On Restauradores you will find a stop for the green line. It’s over on the right by the fabulous Fabrica Da Nata (don’t miss a pastel De Nata and wine combo here!) and just below Hard Rock Café. If we had one complaint with these tour companies, it is that the signposts are not always very clearly marked so we struggled to find some stops.
Sit back, relax and let your lunch settle as you enjoy the sights of the city on this tour route.
Once you’ve finished that, it must be time for a sundowner! We recommend heading to the little square beneath the station (show map) to enjoy a drink at the Irish Pub (happy hour 6pm to 8pm) Wine & Pisco or one of the many little bars on the cobbled alleyway leading to the Barrio Alto.

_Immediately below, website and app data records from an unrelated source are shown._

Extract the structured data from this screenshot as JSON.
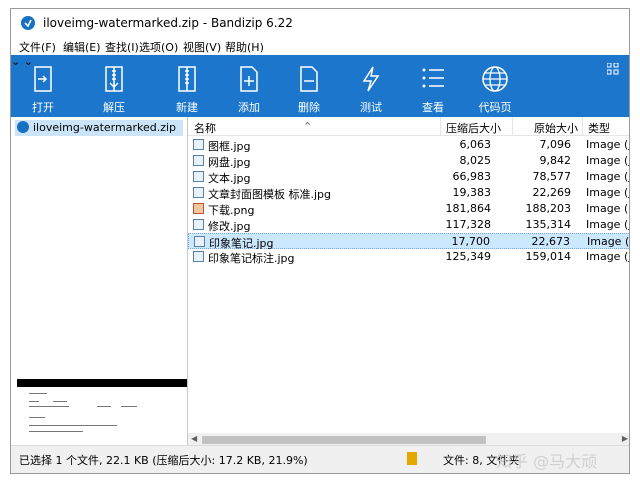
{
  "window": {
    "title": "iloveimg-watermarked.zip - Bandizip 6.22"
  },
  "menu": [
    "文件(F)",
    "编辑(E)",
    "查找(I)",
    "选项(O)",
    "视图(V)",
    "帮助(H)"
  ],
  "toolbar": {
    "open": "打开",
    "extract": "解压",
    "new": "新建",
    "add": "添加",
    "delete": "删除",
    "test": "测试",
    "view": "查看",
    "codepage": "代码页"
  },
  "tree": {
    "archive": "iloveimg-watermarked.zip"
  },
  "columns": {
    "name": "名称",
    "compressed": "压缩后大小",
    "original": "原始大小",
    "type": "类型"
  },
  "files": [
    {
      "name": "图框.jpg",
      "compressed": "6,063",
      "original": "7,096",
      "type": "Image (jpg"
    },
    {
      "name": "网盘.jpg",
      "compressed": "8,025",
      "original": "9,842",
      "type": "Image (jpg"
    },
    {
      "name": "文本.jpg",
      "compressed": "66,983",
      "original": "78,577",
      "type": "Image (jpg"
    },
    {
      "name": "文章封面图模板 标准.jpg",
      "compressed": "19,383",
      "original": "22,269",
      "type": "Image (jpg"
    },
    {
      "name": "下载.png",
      "compressed": "181,864",
      "original": "188,203",
      "type": "Image (png"
    },
    {
      "name": "修改.jpg",
      "compressed": "117,328",
      "original": "135,314",
      "type": "Image (jpg"
    },
    {
      "name": "印象笔记.jpg",
      "compressed": "17,700",
      "original": "22,673",
      "type": "Image (jpg"
    },
    {
      "name": "印象笔记标注.jpg",
      "compressed": "125,349",
      "original": "159,014",
      "type": "Image (jpg"
    }
  ],
  "status": {
    "left": "已选择 1 个文件, 22.1 KB (压缩后大小: 17.2 KB, 21.9%)",
    "right": "文件: 8, 文件夹"
  },
  "watermark": "知乎 @马大顽",
  "colors": {
    "toolbar": "#1b76cc",
    "selection": "#cce8ff"
  }
}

Head to Barrio Alto for tapas, dinner or drinks. We highly recommend O Adriano which is just above the square. It looks underwhelming from the outside but our meal there was exquisite and ridiculously good value. We both had huge salmon steaks for €11. Even including a bottle of local wine, the bill was no more than £40?
Work off any hangovers by jumping on the green line (tickets are valid for 48 hours) and hopping off in Alfama. A good place to exit is by the Castle. There are fabulous views from this stop of the Alfama district and sea.

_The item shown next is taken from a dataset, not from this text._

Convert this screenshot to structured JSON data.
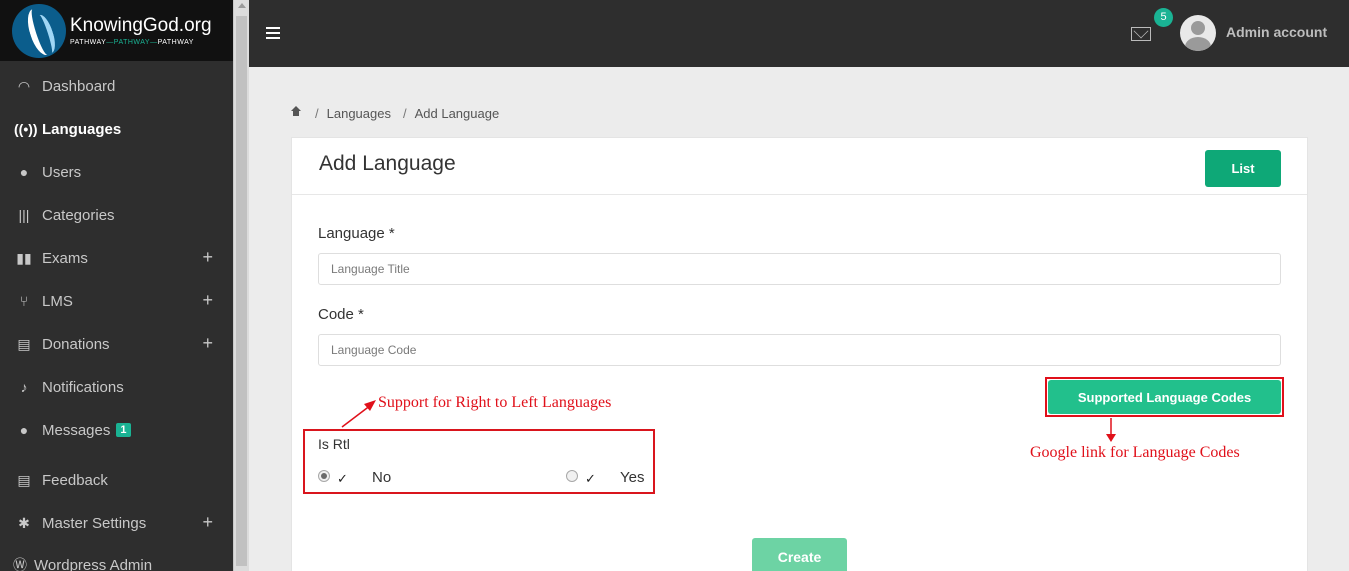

The labyrinth of the Alfama has picture perfect views on every corner. You can take tram number 28 which rumbles through weathered cobblestones carrying camera-laden tourists around the hilly streets of the city. Alternatively, simply wander the streets enjoying views of colourful houses and glimpses of the sea. Listen out for the tram to capture scintillating photos for your album.
Lisbon is a city that urges you to linger, to wander its picturesque streets and watch the world go by at one of its many street cafes. In Alfama, there’s no shortage of little bistros, cafes and bars to encourage you to part with your cash.
If you have had your fill of the old town and Alfama (which I seriously doubt) jump on the metro to Oriente. This is on the red line heading towards the airport and is a modern shopping centre and riverside complex with pleasant walks out to the Vasco Da Gama bridge.
Take note if you still feel drawn to the old town, spend your time there. Oriente is lovely but does not have the character or beauty of other areas in the city.
It does, however, have copious shopping, bars, restaurants and a cable car along the seafront and makes a pleasant stop if you are out of other options.
Lisbon weekend tips
If you only have a short weekend in Lisbon then time is the essence. You don’t want to spend ages figuring things out so here are some key tips to help you on your weekend away.
Getting from the airport
Take the metro from the airport. It’s quick and super inexpensive but be sure to book a hotel near a metro stop as Lisbon is incredibly hilly and the pavements are often cobbled and treacherous to navigate
The metro cards are flimsy but despite appearances, you can reload them. Each card costs €0.50 so it pays to remember this. Thereafter, each journey is €1.45 which is pretty remarkable for a capital city. Even the journey to the airport costs this same low fare although you may have to cart your bags up and down a few flights of stairs.
For a vast range of other incredible tips from a Portuguese resident, read this post on how to visit Lisbon for Less.
I’m sure a bunch of my lovely readers have already had the pleasure of visiting Lisbon. If so I’d love to hear any other tips you may have for first-time visitors.
This post may contain affiliate links which pay me a small commission should you click on them and make a purchase. These help towards the cost of running the site, and the occasional glass of wine, but you are under no obligation to use them.